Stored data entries
-=-=-=-=-
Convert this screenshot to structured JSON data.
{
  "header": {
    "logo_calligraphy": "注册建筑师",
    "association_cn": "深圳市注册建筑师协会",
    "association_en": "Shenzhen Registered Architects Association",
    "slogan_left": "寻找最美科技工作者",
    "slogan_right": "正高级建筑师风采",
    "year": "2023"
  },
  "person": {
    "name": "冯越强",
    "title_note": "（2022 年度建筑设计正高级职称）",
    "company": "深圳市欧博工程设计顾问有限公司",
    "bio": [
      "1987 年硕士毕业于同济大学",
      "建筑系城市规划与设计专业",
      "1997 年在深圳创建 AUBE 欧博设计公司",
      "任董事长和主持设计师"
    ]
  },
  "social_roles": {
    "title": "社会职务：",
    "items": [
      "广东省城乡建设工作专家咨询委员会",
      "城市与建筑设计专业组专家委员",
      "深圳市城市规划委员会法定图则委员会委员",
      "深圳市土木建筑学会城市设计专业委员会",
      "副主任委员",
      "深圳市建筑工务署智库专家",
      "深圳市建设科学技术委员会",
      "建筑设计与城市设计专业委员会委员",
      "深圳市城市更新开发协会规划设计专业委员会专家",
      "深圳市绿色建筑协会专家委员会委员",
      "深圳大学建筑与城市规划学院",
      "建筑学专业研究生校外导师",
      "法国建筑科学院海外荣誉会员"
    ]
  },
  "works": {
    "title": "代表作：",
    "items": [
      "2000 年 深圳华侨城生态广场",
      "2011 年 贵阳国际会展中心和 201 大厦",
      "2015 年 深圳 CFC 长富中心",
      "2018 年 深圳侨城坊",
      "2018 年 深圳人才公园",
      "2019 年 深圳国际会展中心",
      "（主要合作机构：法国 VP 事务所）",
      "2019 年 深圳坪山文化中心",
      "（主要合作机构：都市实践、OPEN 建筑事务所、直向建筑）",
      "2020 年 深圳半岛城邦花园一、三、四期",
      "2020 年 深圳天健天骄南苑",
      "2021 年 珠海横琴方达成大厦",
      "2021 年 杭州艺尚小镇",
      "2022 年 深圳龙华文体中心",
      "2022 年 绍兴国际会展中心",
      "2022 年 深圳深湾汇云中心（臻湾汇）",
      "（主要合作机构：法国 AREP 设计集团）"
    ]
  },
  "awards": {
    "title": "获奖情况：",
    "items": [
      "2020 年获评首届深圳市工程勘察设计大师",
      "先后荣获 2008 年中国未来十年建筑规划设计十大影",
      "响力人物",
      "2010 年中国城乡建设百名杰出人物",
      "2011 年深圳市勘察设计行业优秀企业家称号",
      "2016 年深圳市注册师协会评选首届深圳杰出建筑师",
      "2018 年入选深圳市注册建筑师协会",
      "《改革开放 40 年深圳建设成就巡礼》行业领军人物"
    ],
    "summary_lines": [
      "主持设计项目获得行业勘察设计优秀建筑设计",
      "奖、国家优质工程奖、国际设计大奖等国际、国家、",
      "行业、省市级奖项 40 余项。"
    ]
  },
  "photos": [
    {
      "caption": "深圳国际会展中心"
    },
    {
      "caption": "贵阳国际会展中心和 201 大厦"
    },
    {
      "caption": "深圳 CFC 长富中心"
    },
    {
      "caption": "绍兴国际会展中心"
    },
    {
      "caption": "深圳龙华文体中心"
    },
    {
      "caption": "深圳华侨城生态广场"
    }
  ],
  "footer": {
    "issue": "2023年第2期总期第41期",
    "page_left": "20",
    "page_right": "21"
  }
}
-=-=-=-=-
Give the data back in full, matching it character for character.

**Written reply:**
Convert this screenshot to structured JSON data.
{
  "header": {
    "logo_calligraphy": "注册建筑师",
    "association_cn": "深圳市注册建筑师协会",
    "association_en": "Shenzhen Registered Architects Association",
    "slogan_left": "寻找最美科技工作者",
    "slogan_right": "正高级建筑师风采",
    "year": "2023"
  },
  "person": {
    "name": "冯越强",
    "title_note": "（2022 年度建筑设计正高级职称）",
    "company": "深圳市欧博工程设计顾问有限公司",
    "bio": [
      "1987 年硕士毕业于同济大学",
      "建筑系城市规划与设计专业",
      "1997 年在深圳创建 AUBE 欧博设计公司",
      "任董事长和主持设计师"
    ]
  },
  "social_roles": {
    "title": "社会职务：",
    "items": [
      "广东省城乡建设工作专家咨询委员会",
      "城市与建筑设计专业组专家委员",
      "深圳市城市规划委员会法定图则委员会委员",
      "深圳市土木建筑学会城市设计专业委员会",
      "副主任委员",
      "深圳市建筑工务署智库专家",
      "深圳市建设科学技术委员会",
      "建筑设计与城市设计专业委员会委员",
      "深圳市城市更新开发协会规划设计专业委员会专家",
      "深圳市绿色建筑协会专家委员会委员",
      "深圳大学建筑与城市规划学院",
      "建筑学专业研究生校外导师",
      "法国建筑科学院海外荣誉会员"
    ]
  },
  "works": {
    "title": "代表作：",
    "items": [
      "2000 年 深圳华侨城生态广场",
      "2011 年 贵阳国际会展中心和 201 大厦",
      "2015 年 深圳 CFC 长富中心",
      "2018 年 深圳侨城坊",
      "2018 年 深圳人才公园",
      "2019 年 深圳国际会展中心",
      "（主要合作机构：法国 VP 事务所）",
      "2019 年 深圳坪山文化中心",
      "（主要合作机构：都市实践、OPEN 建筑事务所、直向建筑）",
      "2020 年 深圳半岛城邦花园一、三、四期",
      "2020 年 深圳天健天骄南苑",
      "2021 年 珠海横琴方达成大厦",
      "2021 年 杭州艺尚小镇",
      "2022 年 深圳龙华文体中心",
      "2022 年 绍兴国际会展中心",
      "2022 年 深圳深湾汇云中心（臻湾汇）",
      "（主要合作机构：法国 AREP 设计集团）"
    ]
  },
  "awards": {
    "title": "获奖情况：",
    "items": [
      "2020 年获评首届深圳市工程勘察设计大师",
      "先后荣获 2008 年中国未来十年建筑规划设计十大影",
      "响力人物",
      "2010 年中国城乡建设百名杰出人物",
      "2011 年深圳市勘察设计行业优秀企业家称号",
      "2016 年深圳市注册师协会评选首届深圳杰出建筑师",
      "2018 年入选深圳市注册建筑师协会",
      "《改革开放 40 年深圳建设成就巡礼》行业领军人物"
    ],
    "summary_lines": [
      "主持设计项目获得行业勘察设计优秀建筑设计",
      "奖、国家优质工程奖、国际设计大奖等国际、国家、",
      "行业、省市级奖项 40 余项。"
    ]
  },
  "photos": [
    {
      "caption": "深圳国际会展中心"
    },
    {
      "caption": "贵阳国际会展中心和 201 大厦"
    },
    {
      "caption": "深圳 CFC 长富中心"
    },
    {
      "caption": "绍兴国际会展中心"
    },
    {
      "caption": "深圳龙华文体中心"
    },
    {
      "caption": "深圳华侨城生态广场"
    }
  ],
  "footer": {
    "issue": "2023年第2期总期第41期",
    "page_left": "20",
    "page_right": "21"
  }
}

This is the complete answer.